>>>>>
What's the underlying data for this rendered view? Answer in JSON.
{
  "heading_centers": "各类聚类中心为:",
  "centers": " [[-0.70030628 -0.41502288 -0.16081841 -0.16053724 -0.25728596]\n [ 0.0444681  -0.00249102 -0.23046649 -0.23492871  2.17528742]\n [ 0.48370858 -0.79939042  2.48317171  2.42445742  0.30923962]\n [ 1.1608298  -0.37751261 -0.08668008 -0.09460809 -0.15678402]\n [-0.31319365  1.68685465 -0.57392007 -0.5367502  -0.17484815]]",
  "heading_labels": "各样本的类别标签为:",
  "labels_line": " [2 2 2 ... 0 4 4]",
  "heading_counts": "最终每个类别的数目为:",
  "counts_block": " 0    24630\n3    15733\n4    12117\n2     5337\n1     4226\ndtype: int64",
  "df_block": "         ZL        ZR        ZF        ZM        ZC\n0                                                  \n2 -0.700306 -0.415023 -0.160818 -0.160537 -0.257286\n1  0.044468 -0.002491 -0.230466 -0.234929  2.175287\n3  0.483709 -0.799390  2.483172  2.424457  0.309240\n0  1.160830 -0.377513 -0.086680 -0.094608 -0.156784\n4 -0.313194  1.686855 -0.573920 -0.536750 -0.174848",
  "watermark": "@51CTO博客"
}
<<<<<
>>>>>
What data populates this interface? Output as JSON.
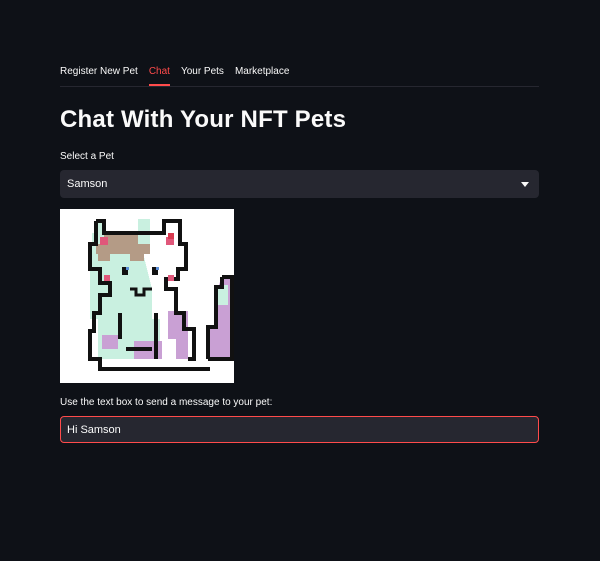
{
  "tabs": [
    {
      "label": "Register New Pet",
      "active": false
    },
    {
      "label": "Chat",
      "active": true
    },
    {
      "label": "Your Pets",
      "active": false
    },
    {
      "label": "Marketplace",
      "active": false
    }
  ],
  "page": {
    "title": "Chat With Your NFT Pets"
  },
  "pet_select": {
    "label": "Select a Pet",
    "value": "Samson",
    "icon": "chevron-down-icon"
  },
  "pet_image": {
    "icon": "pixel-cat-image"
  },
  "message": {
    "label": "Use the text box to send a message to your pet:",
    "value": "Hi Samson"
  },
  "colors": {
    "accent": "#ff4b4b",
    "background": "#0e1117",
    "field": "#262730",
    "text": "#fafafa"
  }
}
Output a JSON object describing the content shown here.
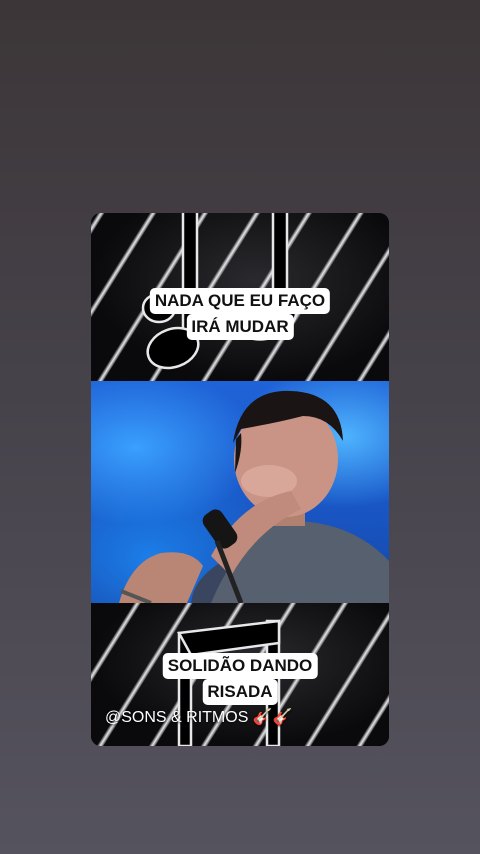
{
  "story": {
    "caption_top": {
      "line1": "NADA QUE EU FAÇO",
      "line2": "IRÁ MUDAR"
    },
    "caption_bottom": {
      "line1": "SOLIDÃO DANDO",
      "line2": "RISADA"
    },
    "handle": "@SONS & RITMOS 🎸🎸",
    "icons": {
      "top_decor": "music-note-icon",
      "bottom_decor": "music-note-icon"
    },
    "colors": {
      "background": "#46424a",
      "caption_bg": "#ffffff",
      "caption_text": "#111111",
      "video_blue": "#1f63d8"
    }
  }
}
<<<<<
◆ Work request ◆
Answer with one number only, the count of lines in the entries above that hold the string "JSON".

◆ Answer section ◆
3